Perspective is needed. How many other countries have birthright citizenship? How many such children are there in the United States, and how much is this costing us? The Center for Immigration Studies has just released a study by Jon Feere that gives some answers. The report didn’t get the attention it should have -- perhaps because it has some very inconvenient truths.
Feere’s research found that the “overwhelmingly majority of the world’s countries do not offer automatic citizenship to everyone born within their borders.” Only 30 countries out of 194 offer automatic citizenship, CIS confirmed. Of the 31 counties listed on the International Monetary Fund’s list of advanced economies, only the United States and Canada grant automatic birthright citizenship.
No country in Europe, a continent many liberals often cite for its supposedly superior views on everything from government health care to high tax rates, grants automatic citizenship.

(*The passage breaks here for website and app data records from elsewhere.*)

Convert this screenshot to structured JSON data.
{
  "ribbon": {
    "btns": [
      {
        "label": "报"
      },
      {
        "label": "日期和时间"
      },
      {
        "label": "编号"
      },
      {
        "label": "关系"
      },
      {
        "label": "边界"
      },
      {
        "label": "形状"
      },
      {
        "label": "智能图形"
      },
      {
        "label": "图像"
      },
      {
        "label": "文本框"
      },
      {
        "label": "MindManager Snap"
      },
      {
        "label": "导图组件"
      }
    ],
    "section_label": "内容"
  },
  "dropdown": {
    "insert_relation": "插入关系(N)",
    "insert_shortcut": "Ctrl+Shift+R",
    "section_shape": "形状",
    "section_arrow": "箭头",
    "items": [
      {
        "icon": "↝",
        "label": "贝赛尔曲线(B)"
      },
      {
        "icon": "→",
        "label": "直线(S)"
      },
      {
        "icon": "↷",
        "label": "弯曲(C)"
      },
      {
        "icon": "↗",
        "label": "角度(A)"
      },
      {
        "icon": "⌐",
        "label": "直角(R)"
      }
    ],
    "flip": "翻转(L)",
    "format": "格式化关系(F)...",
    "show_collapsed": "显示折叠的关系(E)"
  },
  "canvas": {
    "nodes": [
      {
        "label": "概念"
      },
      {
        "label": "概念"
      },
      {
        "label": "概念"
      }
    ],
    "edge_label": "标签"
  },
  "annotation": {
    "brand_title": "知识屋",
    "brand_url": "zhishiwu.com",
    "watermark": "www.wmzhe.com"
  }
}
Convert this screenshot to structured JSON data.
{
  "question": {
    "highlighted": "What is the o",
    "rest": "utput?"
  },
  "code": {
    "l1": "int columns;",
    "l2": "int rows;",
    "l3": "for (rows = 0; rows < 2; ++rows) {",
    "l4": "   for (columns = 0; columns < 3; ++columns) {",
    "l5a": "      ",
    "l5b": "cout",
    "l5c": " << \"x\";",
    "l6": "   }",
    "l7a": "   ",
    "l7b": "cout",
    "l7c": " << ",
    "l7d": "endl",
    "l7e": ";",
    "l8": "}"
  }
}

The trend has been toward eliminating it in the few countries that grant it. Australia, Ireland, India, New Zealand, and the United Kingdom have all jettisoned this policy.
CIS estimates there are 300,000 to 400,000 children born to illegal immigrants in the U.S. each year. There were 2.3 million such children in 2003; there were four million in 2008 – and that number doesn’t include children who are older than 18 or who are married. Texas says that between 60,000 to 65,000 of the children born in Texas every year have parents who are not citizens or 16% of the total births in the state -- 542,152 from 2001 to 2009.
And the hundreds of thousands of such children are no accident. Many of them are the result of a deliberate effort by illegal aliens and foreign tourists to exploit our law and use these children to keep themselves in the country. Such children provide access to welfare benefits that would otherwise be off-limit to the parents and can “ultimately initiate chain migration of the child’s extended family and in-laws,” the CIS study notes.